Twilight. The Sun was a blazing white mote in the vivid red sky to the West. They were swinging around to "night-side." The ship would skim past the "morning" side, plunging outward—decelerating—to swing back and skim past the "evening" side and on toward the Sun and Earth. And, meanwhile, would be photographing the planet's surface like mad!

That was their salvation. A signal! A signal that couldn't be missed.


Donovan stopped twirling the transmitter's dials across its static bands, swung them back to a precise reading, and listened to the steady hum in his earphones. He watched Audry, lying beside him, hand upraised.

Waiting. She watched her chronometer, watched the little hand crawl around its dial.


Her hand dropped. He pressed the key on the small panel. A brilliant, intense, white flash! Then it was all over.

They scrambled to their feet, staring out across the sand.

Up—straight up in a slender white column it went. Slender, twisting, like a bean-stalk. Then high, very high, the top cloud began to form. Like a giant mushroom. Just the top cloud. No double-header, like on Earth.

And suddenly, from the canal wall behind them, came a shrill, piercing scream. They jerked around, gasped in startled horror.

It was just as if some giant sting ray had been lifted out of the shallows off the Florida Keys—some gigantic, pinkish-blue, batlike creature—and dropped out of the blood-red sunset to the edge of the canal.
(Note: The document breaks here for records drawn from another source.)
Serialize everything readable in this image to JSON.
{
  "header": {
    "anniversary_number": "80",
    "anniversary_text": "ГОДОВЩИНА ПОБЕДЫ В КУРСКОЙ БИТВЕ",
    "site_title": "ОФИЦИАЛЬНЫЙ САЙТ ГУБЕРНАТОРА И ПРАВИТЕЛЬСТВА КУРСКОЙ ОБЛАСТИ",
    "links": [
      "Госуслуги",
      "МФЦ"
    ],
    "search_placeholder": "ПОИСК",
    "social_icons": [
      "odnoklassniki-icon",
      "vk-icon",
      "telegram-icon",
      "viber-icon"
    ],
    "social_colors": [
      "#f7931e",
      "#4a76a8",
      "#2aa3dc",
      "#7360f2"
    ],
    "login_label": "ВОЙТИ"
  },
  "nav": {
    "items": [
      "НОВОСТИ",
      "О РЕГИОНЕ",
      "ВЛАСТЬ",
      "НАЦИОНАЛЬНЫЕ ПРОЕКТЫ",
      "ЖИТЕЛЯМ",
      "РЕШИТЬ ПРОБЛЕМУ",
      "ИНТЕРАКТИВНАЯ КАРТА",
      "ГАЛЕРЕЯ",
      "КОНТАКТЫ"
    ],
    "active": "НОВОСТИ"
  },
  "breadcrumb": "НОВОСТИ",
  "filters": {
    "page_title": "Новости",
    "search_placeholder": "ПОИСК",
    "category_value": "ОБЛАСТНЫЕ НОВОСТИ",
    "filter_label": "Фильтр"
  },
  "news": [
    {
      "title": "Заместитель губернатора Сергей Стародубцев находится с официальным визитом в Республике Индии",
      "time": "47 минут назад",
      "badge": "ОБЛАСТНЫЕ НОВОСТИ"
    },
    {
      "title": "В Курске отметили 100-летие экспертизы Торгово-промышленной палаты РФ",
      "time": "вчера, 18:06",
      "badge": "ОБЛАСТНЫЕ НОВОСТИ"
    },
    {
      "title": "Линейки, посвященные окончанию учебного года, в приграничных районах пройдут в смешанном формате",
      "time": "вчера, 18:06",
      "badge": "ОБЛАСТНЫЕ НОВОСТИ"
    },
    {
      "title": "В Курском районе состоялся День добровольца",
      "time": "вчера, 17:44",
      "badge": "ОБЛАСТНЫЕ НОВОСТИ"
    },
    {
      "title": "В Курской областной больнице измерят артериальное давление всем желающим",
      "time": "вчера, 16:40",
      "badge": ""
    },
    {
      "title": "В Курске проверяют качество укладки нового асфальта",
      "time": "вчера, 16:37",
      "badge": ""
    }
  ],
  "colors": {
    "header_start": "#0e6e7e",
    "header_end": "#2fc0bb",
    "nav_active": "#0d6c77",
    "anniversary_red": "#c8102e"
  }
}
It stood there, staring out at the towering mushroom cloud, flapping its great flippers like some huge monster besieged by all the invisible demons of Hell! And screamed!